Could you imagine the Israelites on the other side of the Red Sea doing anything other than rejoicing at the name of God and shouting their thanks and praise? We might think that would hurt God’s feelings, but that is the wrong way of thinking about it. We should instead think about how harmful ingratitude would be for the Israelites in Exodus. For them to revere the name of God means to recognize what God has done for them. To take that name in vain would mean forgetting that they have been liberated and that God is the one who liberated them. In other words, to become ungrateful would be to forget the basis of their own freedom, to forget what makes them who they are, and to forget their own identity as the people whom the Lord has looked upon and saved.
When someone today, “takes the Lord’s name in vain,” whether in a moment of frustration or displeasure or even surprise, we do not usually think that that person is giving all the basis of their freedom, their identity and all that.
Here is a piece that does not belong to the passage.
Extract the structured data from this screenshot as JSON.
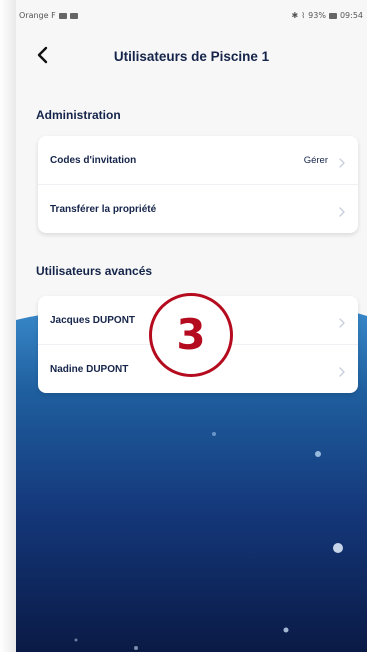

But maybe we should think a bit more about how precious that name is, or about how much really rests on the Lord’s action in our lives. To be more mindful about how and when that name is used can become, for us, a little sacrifice or a small regular exercise that forms us in becoming more grateful. Taking care with the name of the Lord and not speaking it in an ungrateful manner is the flip side of learning how to live in gratitude for the life of Christ, given for us.
But revering the name of the Lord is not just about what we refrain from doing; it is at least as much about what we practice doing. One of the most regular practices for Catholics is itself an opportunity to practice reverencing the Lord’s name: making the Sign of the Cross.
When we mark ourselves with the Sign of the Cross, especially when we dip our fingers in holy water as at the entrance to a church, we reclaim our identity as one who lives within the love and life of God. Notice what we say: “In the name of the Father, and of the Son, and of the Holy Spirit.”
Name. It’s singular. We do not say “in the names of,” as if there were three separate reference points somewhere out there. No, we acknowledge the one God in three persons. We offer ourselves into the communion of this one name, of this one life, of this one God in whom we live, and move and have our being.
So, what can we do? We can slow down and breathe deeply when we make the Sign of the Cross. To do it quickly, almost perfunctorily, is a tiny sign of irreverence, of ingratitude, of taking it for granted, of vanity. To be given that life in that name is a gift.
This is a way of renewal in obedience to the second commandment.
Leonard J. DeLorenzo, Ph.D., works in the McGrath Institute for Church Life and teaches theology at the University of Notre Dame. His new book is “A God Who Questions” (OSV, $12.95).